Marlon Brando tried to purchase the rights to a movie about the Iran-Contra scandal using a former CIA connection. The CIA was able to derail this by creating a front company to outbid Brando for the rights. The man they put in charge of this operation was none other than Col. Oliver North.
Actors in the early silent film era often went uncredited because audiences just didn’t care — then, in 1910, actress Mary Pickford became so popular cinemas started specially advertising her films, making her the world’s first movie star.
The actor James Finlayson’s catchphrase “dohhhhhhh!” inspired Homer Simpson’s catchphrase. Dan Castellaneta was to utter an “annoyed grunt” while recording for the Tracey Ullman Show, so he said “dohhhhhhh”. Matt Groening felt that faster would be better and Castellaneta shortened it to “D’oh!”

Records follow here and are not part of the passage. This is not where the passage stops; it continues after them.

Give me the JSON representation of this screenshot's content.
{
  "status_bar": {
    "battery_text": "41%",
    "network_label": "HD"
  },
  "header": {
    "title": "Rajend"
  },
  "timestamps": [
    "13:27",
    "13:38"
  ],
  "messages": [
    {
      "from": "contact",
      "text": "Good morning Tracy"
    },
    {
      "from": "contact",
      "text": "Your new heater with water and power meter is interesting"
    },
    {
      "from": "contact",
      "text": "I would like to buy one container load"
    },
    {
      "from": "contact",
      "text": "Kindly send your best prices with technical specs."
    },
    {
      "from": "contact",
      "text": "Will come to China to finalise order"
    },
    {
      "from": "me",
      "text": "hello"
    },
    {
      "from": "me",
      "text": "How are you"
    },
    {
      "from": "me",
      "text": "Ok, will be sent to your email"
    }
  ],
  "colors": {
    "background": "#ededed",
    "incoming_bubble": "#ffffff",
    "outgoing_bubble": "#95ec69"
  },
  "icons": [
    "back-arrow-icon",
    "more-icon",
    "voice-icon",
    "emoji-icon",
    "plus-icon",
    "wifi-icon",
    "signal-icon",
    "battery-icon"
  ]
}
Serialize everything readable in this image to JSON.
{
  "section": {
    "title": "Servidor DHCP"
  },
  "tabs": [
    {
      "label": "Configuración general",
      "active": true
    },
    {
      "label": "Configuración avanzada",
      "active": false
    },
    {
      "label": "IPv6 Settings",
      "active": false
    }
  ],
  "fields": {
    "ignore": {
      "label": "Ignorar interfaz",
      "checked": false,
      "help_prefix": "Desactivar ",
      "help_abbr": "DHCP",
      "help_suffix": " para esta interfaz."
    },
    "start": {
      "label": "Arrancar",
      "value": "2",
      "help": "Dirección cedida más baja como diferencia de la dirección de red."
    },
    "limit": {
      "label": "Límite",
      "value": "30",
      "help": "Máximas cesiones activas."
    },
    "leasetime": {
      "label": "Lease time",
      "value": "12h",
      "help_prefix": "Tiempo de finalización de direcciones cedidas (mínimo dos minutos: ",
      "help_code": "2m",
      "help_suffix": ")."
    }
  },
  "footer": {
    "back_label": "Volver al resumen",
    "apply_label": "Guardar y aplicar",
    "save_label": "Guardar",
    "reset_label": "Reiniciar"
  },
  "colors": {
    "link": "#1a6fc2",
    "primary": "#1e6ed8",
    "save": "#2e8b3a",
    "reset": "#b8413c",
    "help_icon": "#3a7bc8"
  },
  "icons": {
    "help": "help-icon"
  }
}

Louise Fletcher (Nurse Ratchet in One Flew Over the Cuckoo’s Nest) was so upset that the other actors could laugh and be happy while she had to be so cold and heartless that near the end of production she removed her dress and stood in only her panties to prove she was not a cold-hearted monster.
Actor Paul Marcarelli – the Verizon Wireless “Can you hear me now?” guy – told “The Atlantic” magazine that the catchphrase plagues him so much that someone even said it to him at his grandmother’s funeral as her casket was being lowered into the cemetery plot.
The actor that played the Telletubby, Tinky Winky, died alone on a street in Liverpool from alcoholism at the age of 52.
All of the actors who played patients in “One Flew over the cuckoos nest” (1975) actually lived on the Oregon State Hospital psychiatric ward throughout production. The men personalized their sleeping quarters, spent their days on campus “get[ting] a sense of what it was to be hospitalized” (as actor Vincent Schiavelli put it), and interacting with real psychiatric patients.
Emotionally strained by a demanding shooting schedule that kept him 3000 miles from his future wife, Rhea Perlman, DeVito developed the coping mechanism of an imaginary friend with whom he would have nightly chats. Concerned that his own sanity might be slipping away, DeVito sought the advice of Dr. Brooks, who assured him that there was no reason to worry as long as DeVito could still identify the character as fictional.
While Dr. Brooks had no concerns about DeVito, he echoed the rest of the cast and crew’s apprehensions about the psychological state of Sydney Lassick, who played Charlie Cheswick. Lassick exhibited increasingly unpredictable and emotionally erratic behavior during his time in character, a pattern that culminated in a tearful outburst during his observation of the final scene between Nicholson and Sampson. Lassick became so overwhelmed during the scene that he had to be removed from set.
To complete this realistic immersion, Forman led his performers in unscripted group therapy sessions in which he directed the actors to develop their characters’ psychological maladies organically. He would often capture footage of the actors, both in and out of character, without explicitly mentioning that the cameras were rolling. The film’s final cut includes a shot of a visibly irritated Fletcher reacting to a piece of direction fed to her by Forman.
Robert Downey Jr. only got clean because his girlfriend (now wife) saw him on drugs, then gave him an ultimatum of quitting or losing her. He stopped at a Burger King on the coast and threw his drugs in the ocean. She is now known around Hollywood as “the Miracle That Saved Robert Downey.”
In the film Candyman, Tony Todd negotiated a fee of $1000 for each time he was stung during the bee scene. He walked away with $23000.